They will perform a physical assessment, based on your goals. This can be formal or informal, but they use this information to design your exercise program. If they're not assessing, they're guessing.

They will meet with you at least 1x/week. This is not a hard and fast rule, but an ad hoc approach makes for ad hoc results. Working with a trainer is not like getting a hair cut or a massage. You are an active participant in learning, and it takes practice to make progress on your health and fitness goals. Most trainers will meet with a client on the same day(s) at the same time(s). This makes it easier for you to make consistent progress, and is the best way for your trainer to accommodate all the clients on their schedule.

They will establish trust and rapport with you. Your trainer should check in with you often during your session and listen to what you have to say. They should be able to adjust their cues so that you understand proper form. They're happy to explain why they're including an exercise. They will encourage you to track your program so that you can see how you're progressing. They offer positive encouragement through the inevitable ups and downs of working toward your goals.

They can think outside the box. They should have a flexibility of approach to help you adjust your plan in response to real life. If you have an injury you need to work around, they can help with plan B. If something's not working for you, they will try something else, do more research, consult their fellow trainers and mentors.

FAQs (that may feel awkward)

What if I know a good trainer, but they're booked?

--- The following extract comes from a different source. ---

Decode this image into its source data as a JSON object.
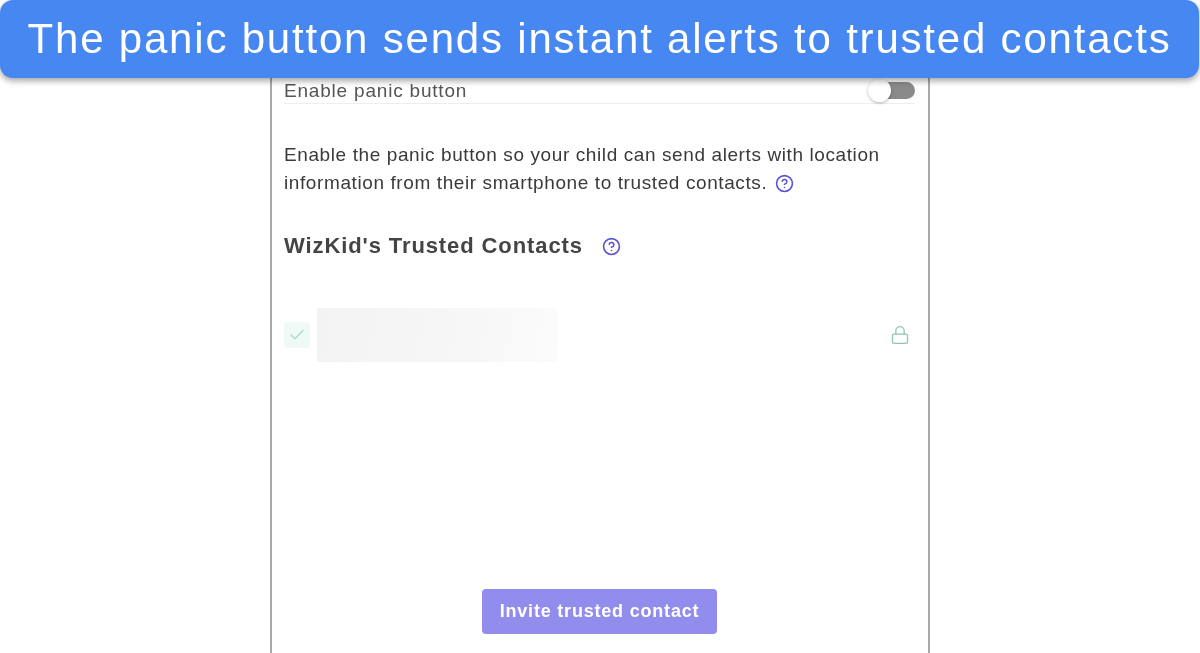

A good trainer will refer you to another trainer they trust, if you're ready to get started.

What if I'm working with a trainer, but it's not working out?

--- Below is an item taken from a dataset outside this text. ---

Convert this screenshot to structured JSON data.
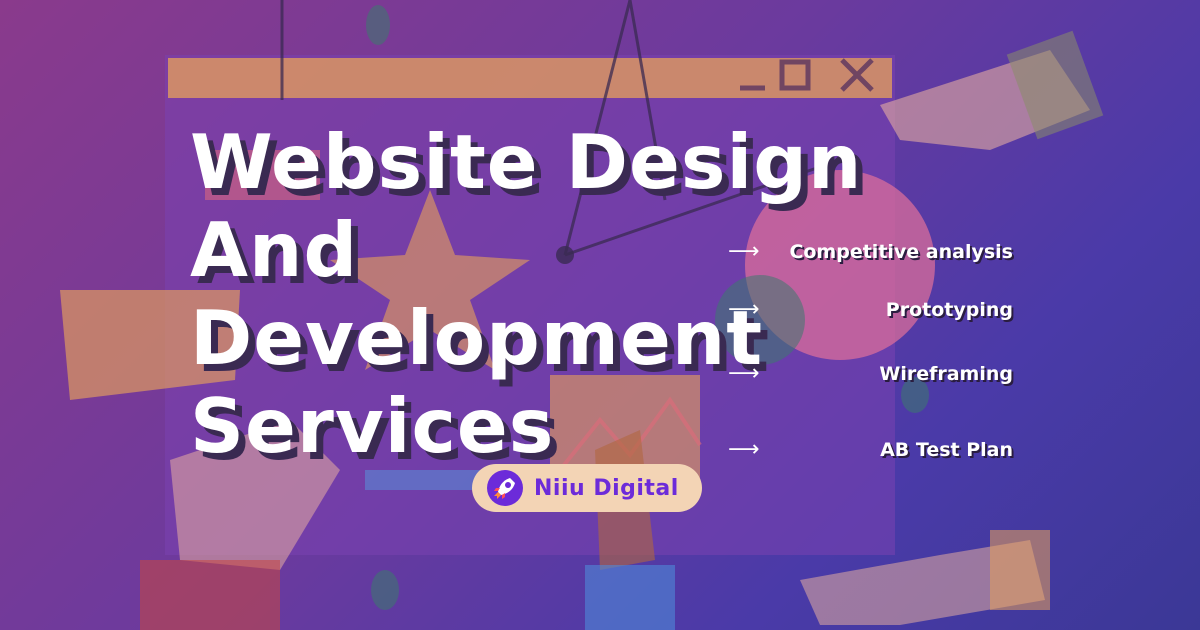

I get it, this can feel like a difficult conversation that is best avoided! Just be honest. A good trainer isn't going to get defensive, they'll listen. If they don't, it's definitely time to move on! And, if after some adjustment it's still not working, your trainer will understand They know that good rapport is absolutely necessary in order for you to make progress.

Is it normal for trainers to put their hands on their clients?

Any trainer worth their salt is going to be acutely aware of this issue. The bottom line is that no trainer should ever put their hands on you without first asking your permission, and they should be able to clearly explain why. Check your gut instincts to see if their reasoning makes sense to you.

I hope you found this information useful! Have burning questions about your health & fitness? Email me here. Sharing is caring, so please share on social media, or forward to friend. Thanks!
68 views0 comments


bottom of page